The results from previous RACGP ‘Health of the Nation’ surveys of GP’s has stated that patients talk to their doctor about mental health more than any other health issue.
That has doctors well placed in discussing your mental health or that of a loved one. Your GP will discuss your symptoms or how you feel, any concerns you may have, and how what you are feeling is affecting your life.
Taking a close friend or family member along to your consultation for support is also an option. This person may be able to further explain the current situation to your doctor and then help after the consultation regarding what was discussed.
Your doctor may assess you for a mental health plan that documents your health care needs, goals, treatment and referrals. They may also suggest self-guided care through the many online programs and resources that are available.
Contributing factors to poor mental health
A wide range of causes can contribute to a period of poor mental health. For many people there is a combination of factors, with some of the following having a deeper effect than others:

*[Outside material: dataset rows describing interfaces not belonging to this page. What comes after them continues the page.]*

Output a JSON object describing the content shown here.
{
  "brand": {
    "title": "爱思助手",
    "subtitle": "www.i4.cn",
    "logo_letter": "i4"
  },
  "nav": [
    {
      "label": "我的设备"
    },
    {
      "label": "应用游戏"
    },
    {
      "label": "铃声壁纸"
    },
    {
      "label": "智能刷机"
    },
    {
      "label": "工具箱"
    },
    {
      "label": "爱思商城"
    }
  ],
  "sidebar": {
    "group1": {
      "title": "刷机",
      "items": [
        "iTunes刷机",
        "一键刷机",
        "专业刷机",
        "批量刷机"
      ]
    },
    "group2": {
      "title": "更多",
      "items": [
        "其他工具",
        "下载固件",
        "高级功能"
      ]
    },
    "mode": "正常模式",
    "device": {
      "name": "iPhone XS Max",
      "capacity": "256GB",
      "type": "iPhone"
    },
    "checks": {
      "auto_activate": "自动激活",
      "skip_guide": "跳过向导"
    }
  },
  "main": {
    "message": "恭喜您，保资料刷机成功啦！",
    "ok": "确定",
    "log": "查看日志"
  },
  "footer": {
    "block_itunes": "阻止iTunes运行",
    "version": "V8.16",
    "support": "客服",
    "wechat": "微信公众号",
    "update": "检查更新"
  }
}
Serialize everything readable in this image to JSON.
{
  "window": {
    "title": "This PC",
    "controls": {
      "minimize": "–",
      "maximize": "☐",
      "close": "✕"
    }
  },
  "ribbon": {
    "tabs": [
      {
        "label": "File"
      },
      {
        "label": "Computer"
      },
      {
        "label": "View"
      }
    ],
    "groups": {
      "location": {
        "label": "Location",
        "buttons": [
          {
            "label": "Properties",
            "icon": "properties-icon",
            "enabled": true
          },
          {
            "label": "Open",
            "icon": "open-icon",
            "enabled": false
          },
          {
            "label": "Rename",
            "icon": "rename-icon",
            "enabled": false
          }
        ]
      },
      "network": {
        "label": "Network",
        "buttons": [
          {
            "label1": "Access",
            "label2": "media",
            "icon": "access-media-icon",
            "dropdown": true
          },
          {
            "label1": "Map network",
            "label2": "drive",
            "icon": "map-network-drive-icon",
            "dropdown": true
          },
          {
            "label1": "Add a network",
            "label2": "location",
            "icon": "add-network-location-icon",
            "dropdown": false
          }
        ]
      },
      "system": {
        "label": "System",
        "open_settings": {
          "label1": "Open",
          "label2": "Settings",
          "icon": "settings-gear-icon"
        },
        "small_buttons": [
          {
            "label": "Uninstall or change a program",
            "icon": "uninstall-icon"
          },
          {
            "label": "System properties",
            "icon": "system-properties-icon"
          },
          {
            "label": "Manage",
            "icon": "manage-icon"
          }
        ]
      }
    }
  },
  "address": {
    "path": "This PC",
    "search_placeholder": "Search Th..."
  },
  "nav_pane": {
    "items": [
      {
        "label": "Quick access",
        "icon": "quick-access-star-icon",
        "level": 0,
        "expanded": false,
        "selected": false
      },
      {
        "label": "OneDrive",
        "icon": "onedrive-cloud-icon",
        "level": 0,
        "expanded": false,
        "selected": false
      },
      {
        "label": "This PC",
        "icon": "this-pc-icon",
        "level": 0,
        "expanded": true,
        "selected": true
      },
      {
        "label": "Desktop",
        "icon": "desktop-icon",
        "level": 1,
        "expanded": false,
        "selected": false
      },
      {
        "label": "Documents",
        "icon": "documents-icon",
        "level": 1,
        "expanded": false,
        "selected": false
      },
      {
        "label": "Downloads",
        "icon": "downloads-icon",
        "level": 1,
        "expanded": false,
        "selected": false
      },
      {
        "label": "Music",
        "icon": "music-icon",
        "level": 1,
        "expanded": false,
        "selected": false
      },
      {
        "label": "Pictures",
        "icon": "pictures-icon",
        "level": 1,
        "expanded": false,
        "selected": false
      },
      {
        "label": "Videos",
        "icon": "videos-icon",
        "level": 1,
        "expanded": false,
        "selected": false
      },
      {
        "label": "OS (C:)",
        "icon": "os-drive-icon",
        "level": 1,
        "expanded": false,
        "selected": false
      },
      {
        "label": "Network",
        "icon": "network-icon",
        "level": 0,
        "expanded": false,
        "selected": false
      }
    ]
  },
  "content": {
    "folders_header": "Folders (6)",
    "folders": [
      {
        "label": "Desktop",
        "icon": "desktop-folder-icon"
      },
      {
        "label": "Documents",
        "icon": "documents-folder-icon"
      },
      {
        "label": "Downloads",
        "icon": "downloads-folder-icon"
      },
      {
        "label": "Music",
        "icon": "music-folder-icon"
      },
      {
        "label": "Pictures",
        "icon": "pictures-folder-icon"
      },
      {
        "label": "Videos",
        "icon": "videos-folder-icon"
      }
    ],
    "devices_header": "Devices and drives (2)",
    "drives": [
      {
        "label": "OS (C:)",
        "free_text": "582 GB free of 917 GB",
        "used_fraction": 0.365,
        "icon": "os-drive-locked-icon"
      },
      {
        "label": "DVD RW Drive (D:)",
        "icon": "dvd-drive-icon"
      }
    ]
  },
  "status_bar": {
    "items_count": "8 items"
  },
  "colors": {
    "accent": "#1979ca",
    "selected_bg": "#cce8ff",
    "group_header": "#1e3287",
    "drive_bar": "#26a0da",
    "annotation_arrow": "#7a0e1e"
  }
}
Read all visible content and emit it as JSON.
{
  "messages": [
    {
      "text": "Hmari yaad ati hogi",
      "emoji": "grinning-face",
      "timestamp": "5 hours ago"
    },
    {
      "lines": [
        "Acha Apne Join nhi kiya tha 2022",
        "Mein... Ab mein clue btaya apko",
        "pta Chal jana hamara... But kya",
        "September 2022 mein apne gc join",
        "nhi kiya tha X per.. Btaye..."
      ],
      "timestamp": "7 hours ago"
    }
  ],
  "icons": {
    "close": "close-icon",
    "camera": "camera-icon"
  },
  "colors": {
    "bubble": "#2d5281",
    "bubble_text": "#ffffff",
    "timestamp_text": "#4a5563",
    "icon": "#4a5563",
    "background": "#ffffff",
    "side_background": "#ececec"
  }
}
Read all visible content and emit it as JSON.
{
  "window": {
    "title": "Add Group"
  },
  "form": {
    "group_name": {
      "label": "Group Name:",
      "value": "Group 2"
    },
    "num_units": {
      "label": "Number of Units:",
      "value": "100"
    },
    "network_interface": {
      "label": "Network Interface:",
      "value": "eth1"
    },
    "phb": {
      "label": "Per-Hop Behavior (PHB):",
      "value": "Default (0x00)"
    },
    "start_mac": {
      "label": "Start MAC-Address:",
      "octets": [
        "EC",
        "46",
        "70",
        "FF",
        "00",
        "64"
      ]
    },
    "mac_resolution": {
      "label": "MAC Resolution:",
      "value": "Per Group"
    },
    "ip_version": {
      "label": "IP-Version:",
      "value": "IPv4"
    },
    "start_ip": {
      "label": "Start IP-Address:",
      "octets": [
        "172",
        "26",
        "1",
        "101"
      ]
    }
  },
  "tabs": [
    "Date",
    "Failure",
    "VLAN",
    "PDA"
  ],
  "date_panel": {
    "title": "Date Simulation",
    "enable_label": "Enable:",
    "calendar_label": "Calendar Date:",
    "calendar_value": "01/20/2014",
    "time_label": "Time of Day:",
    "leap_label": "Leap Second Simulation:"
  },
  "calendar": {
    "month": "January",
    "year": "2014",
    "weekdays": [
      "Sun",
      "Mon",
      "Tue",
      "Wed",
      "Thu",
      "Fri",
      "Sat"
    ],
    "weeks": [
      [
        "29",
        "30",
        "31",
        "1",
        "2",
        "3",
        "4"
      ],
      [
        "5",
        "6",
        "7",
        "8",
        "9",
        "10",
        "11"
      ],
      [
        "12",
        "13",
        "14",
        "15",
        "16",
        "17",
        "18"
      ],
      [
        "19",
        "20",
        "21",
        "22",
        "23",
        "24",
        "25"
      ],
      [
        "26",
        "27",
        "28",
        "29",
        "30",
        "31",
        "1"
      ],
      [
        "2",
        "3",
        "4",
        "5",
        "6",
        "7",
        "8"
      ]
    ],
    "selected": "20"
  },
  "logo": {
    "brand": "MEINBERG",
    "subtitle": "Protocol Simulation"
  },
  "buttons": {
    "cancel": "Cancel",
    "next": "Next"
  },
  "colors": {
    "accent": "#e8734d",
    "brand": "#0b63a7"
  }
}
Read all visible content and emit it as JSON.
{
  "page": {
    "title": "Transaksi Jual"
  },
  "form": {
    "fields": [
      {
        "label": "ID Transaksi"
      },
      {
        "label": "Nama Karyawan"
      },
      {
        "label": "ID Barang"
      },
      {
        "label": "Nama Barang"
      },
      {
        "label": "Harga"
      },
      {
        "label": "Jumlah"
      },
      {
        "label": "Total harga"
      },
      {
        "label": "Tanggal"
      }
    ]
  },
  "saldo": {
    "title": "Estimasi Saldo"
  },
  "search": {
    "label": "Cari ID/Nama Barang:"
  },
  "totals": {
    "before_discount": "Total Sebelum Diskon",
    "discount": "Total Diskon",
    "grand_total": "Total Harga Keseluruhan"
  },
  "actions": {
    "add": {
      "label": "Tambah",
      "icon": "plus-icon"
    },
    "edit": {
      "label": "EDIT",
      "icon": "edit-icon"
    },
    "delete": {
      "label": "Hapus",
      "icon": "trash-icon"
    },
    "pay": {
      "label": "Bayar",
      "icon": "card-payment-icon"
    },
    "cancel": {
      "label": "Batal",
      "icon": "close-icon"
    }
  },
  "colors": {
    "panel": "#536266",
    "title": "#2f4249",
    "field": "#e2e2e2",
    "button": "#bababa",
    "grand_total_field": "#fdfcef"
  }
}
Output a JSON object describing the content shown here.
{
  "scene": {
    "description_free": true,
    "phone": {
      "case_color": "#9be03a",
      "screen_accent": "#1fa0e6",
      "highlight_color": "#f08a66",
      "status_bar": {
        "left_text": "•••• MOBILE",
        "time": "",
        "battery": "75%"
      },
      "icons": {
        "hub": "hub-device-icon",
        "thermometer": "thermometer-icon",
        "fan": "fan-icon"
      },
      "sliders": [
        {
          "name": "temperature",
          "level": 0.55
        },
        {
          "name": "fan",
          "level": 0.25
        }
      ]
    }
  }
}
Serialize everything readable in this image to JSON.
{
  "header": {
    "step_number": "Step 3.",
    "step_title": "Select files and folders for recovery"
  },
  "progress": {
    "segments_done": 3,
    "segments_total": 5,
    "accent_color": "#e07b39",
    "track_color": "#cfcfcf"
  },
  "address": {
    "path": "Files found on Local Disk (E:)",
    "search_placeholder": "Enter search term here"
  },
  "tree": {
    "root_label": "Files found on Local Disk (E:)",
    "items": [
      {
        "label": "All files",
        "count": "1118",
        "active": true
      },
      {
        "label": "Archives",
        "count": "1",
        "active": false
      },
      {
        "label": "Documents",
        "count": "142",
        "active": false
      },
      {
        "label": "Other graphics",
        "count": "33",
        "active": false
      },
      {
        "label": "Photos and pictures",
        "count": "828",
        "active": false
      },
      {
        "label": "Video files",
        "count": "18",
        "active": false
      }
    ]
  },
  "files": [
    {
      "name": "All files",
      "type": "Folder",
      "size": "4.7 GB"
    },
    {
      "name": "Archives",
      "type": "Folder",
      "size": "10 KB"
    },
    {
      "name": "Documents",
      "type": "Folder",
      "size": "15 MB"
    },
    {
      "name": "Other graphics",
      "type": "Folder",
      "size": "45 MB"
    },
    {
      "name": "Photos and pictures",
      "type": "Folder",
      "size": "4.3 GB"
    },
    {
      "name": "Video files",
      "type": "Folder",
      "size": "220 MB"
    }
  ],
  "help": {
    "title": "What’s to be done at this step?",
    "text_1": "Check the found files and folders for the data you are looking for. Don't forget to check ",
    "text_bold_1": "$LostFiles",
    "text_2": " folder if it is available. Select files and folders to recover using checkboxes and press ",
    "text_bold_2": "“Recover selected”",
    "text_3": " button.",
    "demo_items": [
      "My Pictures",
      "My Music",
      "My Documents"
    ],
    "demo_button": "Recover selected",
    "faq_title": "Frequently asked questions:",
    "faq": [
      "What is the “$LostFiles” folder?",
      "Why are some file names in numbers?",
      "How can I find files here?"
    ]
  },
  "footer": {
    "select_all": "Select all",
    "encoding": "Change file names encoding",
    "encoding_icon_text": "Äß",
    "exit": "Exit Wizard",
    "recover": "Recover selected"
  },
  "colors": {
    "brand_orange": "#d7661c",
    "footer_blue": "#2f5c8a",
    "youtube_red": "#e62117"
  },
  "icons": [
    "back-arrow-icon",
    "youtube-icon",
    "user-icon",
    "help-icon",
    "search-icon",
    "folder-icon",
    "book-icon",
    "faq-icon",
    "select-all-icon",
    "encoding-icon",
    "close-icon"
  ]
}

- abuse, trauma, or neglect from early in life
- genetic factors such as a close family member with a mental illness
- social isolation or loneliness
- the experience of discrimination and stigma
- social disadvantage, poverty or debt
- the loss of someone close
- severe or long-term stress
- suffering a long-term physical health condition
- job loss and unemployment
- homelessness or poor housing
- caring for someone long-term
- alcohol and drug misuse
- domestic violence, workplace bullying
- trauma such as violent crime, a life-threatening situation or affects of military combat
- physical causes such as a head injury or neurological condition such as epilepsy that impacts behaviour and mood
- personality traits such as perfectionism or low self-esteem
Where to start?
A multitude of publicly available information and support services can be found online. However, your GP is a logical place to start when you, or someone you know, is experiencing a mental health issue.
One logical reason for this is that generally there is an existing relationship with our doctor, where trust has been built over time. This includes an understanding of your current medical background and family medical history.
Your doctor can make a holistic assessment that takes into account mental and physical elements that make up your current health situation. From there GPs can offer treatment or refer you to other mental health services.
Your doctor has a broad perspective on what local mental health services are available and can help select someone best suited to your needs. They can be selected from a variety of mental health professionals including counsellors, psychologists or psychiatrists.
How can I support the mental health of others?
The sooner someone with a mental illness receives treatment, the better the outcome is likely to be.
Although you may encourage someone to see a doctor for a mental health assessment, this may be refused. In that case, you can make an appointment with a doctor yourself to discuss any concerns and find out what options are available to assist.
There is plenty of support and treatment options available that can be discussed with your doctor. Utilising these is essential for the long term, as looking after yourself and someone else’s needs can be hard to balance. Ensuring that the support you provide is within your limitations can also be discussed with your doctor.
A great resource for those wishing to initiate support others is the ‘R U OK?’ website. It aims to assist those that may be struggling with their particular life circumstances. The idea is to initiate a conversation with ‘R U OK?’ that then follows up with steps to ‘Listen’, ‘Encourage Action’ and ‘Check-in’.
Useful organisations and resources regarding mental health.
The following are just some of the national mental health organisations that offer free resources and support
Lifeline Australia : 13 11 14
24/7 crisis support for people who are having difficulty coping or staying safe.
Beyond Blue : 1800 512 348
Information, 24/7 support and practical resources including fact about anxiety and depression.
Suicide Call Back Service : 1300 659 467
Provides professional 24/7 telephone and online counselling
Veterans Support Service : 1800 011 046
Support for current and ex-serving Australian Defence Force personnel and their families
PANDA : 1300 726 306
Supporting the mental health of expecting and new parents
Kids Helpline : 1800 55 1800
24/7 phone and online counselling service for young people aged 5 to 25
Free online support and counselling for 12-25-year-olds, their family and friends
MensLine Australia : 1300 78 99 78
Telephone and online counselling service for men with emotional health and relationship concerns
A more specific and extensive list of mental health resources can be found here at the Queensland Mental Health Commission.
Finally discussing your mental health in a consultation with your doctor can be a comfortable environment in which to discuss management and treatment options. If you would like to do so please make an appointment with our friendly reception staff.